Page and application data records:

★ ★ ★ ★

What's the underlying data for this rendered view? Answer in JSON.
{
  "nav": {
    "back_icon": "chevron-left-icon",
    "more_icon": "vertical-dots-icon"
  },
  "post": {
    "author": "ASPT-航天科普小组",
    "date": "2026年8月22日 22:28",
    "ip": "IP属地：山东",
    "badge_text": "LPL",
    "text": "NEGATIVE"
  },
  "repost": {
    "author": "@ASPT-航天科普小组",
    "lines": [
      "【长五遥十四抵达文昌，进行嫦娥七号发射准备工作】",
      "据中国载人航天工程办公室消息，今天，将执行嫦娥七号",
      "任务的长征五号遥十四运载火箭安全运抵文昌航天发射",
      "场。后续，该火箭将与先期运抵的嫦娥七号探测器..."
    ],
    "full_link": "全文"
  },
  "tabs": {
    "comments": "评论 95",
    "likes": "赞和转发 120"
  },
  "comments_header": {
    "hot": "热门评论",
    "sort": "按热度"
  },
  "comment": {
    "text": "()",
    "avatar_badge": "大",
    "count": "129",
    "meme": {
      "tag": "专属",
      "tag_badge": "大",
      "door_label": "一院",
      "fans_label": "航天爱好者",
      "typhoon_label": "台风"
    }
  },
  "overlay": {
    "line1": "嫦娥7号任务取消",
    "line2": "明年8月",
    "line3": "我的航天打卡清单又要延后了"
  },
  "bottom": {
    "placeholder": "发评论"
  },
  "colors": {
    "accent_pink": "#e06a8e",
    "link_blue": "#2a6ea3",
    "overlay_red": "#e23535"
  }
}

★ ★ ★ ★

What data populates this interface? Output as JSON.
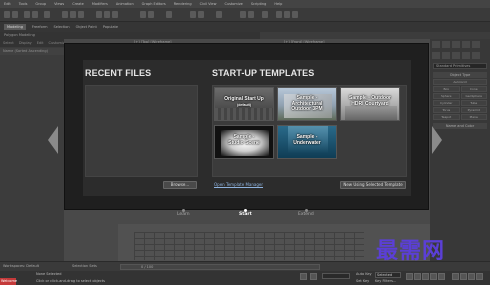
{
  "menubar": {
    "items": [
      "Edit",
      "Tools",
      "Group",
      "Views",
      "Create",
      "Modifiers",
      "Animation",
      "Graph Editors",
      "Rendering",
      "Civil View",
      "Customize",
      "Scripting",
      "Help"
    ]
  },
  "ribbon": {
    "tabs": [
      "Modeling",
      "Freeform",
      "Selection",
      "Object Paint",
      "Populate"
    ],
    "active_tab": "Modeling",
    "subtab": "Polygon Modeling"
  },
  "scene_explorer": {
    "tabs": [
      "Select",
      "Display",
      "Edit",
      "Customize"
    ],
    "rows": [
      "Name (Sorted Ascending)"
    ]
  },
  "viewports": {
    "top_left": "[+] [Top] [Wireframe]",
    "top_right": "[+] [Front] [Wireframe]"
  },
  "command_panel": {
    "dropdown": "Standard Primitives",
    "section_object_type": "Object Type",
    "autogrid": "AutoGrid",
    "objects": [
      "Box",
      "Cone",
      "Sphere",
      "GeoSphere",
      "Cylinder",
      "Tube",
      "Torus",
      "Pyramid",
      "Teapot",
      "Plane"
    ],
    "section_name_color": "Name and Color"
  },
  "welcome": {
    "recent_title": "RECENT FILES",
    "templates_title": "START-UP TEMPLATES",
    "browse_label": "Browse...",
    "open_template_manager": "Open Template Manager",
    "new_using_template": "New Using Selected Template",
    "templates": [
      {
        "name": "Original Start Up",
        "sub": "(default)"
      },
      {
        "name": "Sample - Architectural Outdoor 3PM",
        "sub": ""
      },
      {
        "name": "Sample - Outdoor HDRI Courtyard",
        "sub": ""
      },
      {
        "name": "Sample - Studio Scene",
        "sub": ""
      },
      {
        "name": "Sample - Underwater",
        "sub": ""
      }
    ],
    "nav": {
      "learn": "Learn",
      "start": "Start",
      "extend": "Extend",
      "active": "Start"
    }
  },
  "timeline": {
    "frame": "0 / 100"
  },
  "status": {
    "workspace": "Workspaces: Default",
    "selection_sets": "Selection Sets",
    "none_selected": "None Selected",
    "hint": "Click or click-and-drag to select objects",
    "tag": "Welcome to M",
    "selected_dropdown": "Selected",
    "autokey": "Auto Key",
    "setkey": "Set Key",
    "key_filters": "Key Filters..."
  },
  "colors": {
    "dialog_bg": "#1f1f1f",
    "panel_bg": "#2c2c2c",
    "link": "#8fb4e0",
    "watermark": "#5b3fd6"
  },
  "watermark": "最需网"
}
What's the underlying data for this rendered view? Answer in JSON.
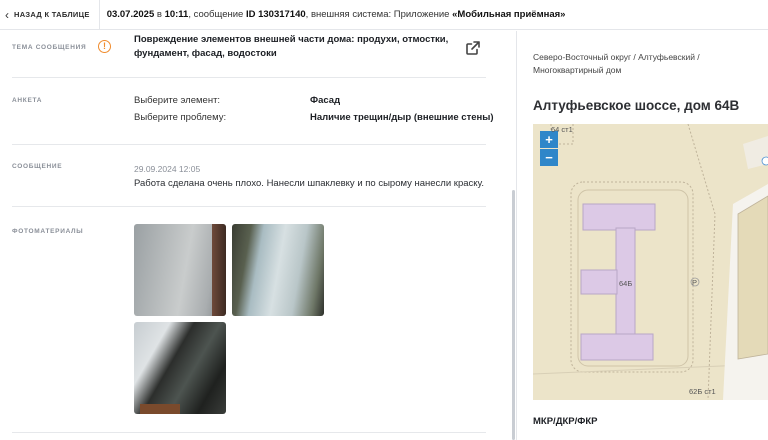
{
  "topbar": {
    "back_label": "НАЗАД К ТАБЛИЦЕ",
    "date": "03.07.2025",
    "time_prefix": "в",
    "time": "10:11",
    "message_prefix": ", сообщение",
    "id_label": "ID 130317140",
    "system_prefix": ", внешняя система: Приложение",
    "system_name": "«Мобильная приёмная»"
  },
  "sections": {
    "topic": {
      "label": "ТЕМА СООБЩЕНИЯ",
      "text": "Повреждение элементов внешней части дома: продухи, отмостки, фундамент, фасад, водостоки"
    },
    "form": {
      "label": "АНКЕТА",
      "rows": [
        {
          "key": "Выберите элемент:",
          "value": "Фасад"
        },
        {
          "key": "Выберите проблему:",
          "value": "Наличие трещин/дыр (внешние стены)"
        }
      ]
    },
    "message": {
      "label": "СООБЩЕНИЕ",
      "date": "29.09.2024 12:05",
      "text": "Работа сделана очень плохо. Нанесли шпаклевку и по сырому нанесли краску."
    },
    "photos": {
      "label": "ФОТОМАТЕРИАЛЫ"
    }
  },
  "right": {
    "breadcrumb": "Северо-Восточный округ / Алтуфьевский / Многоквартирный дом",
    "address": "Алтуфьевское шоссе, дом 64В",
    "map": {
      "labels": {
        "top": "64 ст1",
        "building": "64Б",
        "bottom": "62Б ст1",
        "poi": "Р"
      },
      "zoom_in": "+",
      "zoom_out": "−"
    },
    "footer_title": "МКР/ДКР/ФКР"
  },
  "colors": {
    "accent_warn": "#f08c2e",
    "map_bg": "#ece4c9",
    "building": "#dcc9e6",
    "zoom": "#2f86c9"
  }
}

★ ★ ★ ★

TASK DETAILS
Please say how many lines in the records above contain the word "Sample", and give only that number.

RESPONSE
4